#### What is expected
All of the data below should be printed again exactly, pictures excluded.

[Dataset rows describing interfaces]
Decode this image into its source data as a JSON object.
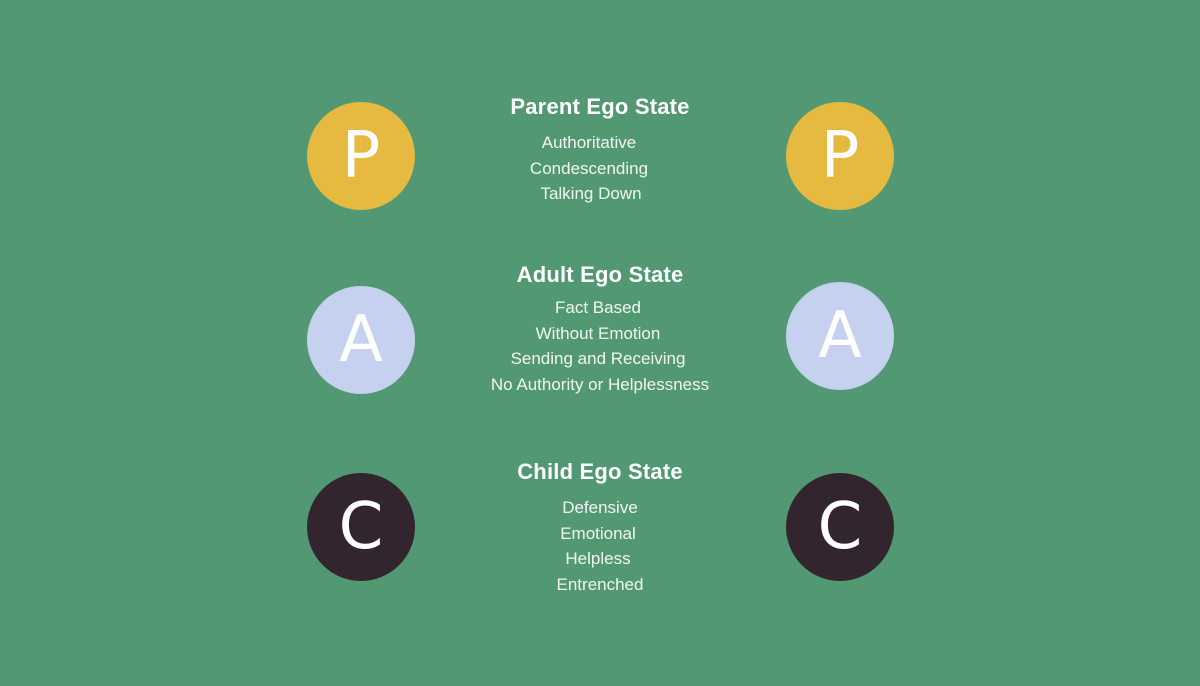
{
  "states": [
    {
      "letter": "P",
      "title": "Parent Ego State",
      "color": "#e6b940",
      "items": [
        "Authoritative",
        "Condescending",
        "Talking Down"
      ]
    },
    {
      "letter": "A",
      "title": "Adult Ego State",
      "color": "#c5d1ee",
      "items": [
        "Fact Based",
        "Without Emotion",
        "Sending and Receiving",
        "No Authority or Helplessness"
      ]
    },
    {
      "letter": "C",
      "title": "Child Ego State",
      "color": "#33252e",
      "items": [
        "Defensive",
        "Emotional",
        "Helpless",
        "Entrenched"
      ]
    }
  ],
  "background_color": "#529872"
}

#### Written answer
Decode this image into its source data as a JSON object.
{
  "states": [
    {
      "letter": "P",
      "title": "Parent Ego State",
      "color": "#e6b940",
      "items": [
        "Authoritative",
        "Condescending",
        "Talking Down"
      ]
    },
    {
      "letter": "A",
      "title": "Adult Ego State",
      "color": "#c5d1ee",
      "items": [
        "Fact Based",
        "Without Emotion",
        "Sending and Receiving",
        "No Authority or Helplessness"
      ]
    },
    {
      "letter": "C",
      "title": "Child Ego State",
      "color": "#33252e",
      "items": [
        "Defensive",
        "Emotional",
        "Helpless",
        "Entrenched"
      ]
    }
  ],
  "background_color": "#529872"
}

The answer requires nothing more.